# Task objective:
Only the pictures stay out; please return all the entries below exactly as written.
[Supplied records Boundary: Start]
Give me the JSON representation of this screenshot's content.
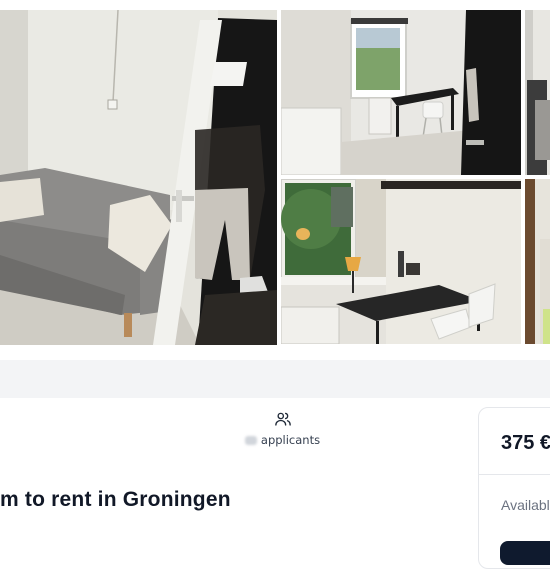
{
  "gallery": {
    "photos": [
      {
        "icon": "room-photo-couch-door"
      },
      {
        "icon": "room-photo-desk-window"
      },
      {
        "icon": "room-photo-partial"
      },
      {
        "icon": "room-photo-desk-lamp"
      },
      {
        "icon": "room-photo-partial"
      }
    ]
  },
  "listing": {
    "applicants_label": "applicants",
    "title": "m to rent in Groningen"
  },
  "price_card": {
    "price": "375 €",
    "availability": "Availabl"
  },
  "colors": {
    "band": "#f3f4f6",
    "cta": "#0f1a2e",
    "border": "#e5e7eb"
  }
}
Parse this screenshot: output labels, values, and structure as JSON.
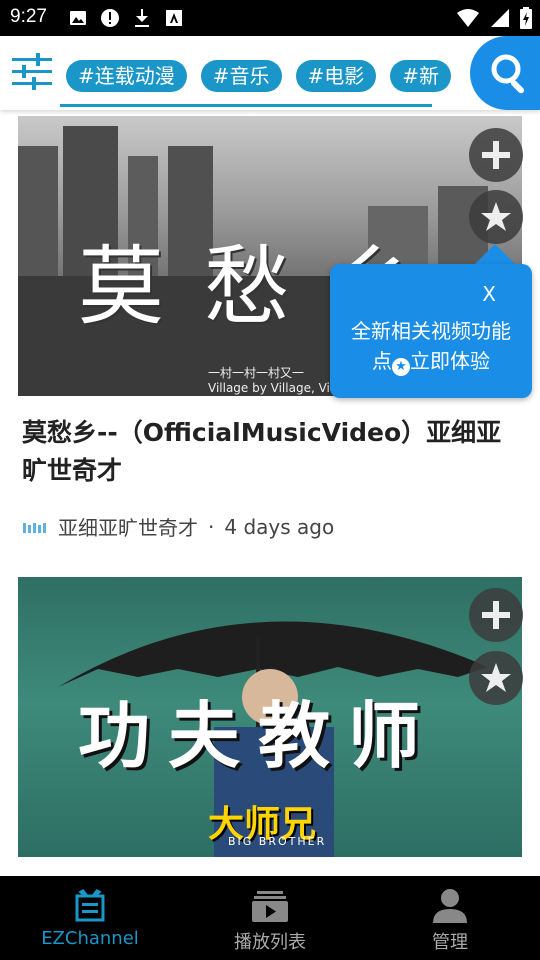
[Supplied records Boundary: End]
# Written response:
Give me the JSON representation of this screenshot's content.
{
  "gallery": {
    "photos": [
      {
        "icon": "room-photo-couch-door"
      },
      {
        "icon": "room-photo-desk-window"
      },
      {
        "icon": "room-photo-partial"
      },
      {
        "icon": "room-photo-desk-lamp"
      },
      {
        "icon": "room-photo-partial"
      }
    ]
  },
  "listing": {
    "applicants_label": "applicants",
    "title": "m to rent in Groningen"
  },
  "price_card": {
    "price": "375 €",
    "availability": "Availabl"
  },
  "colors": {
    "band": "#f3f4f6",
    "cta": "#0f1a2e",
    "border": "#e5e7eb"
  }
}
Parse this screenshot: output labels, values, and structure as JSON.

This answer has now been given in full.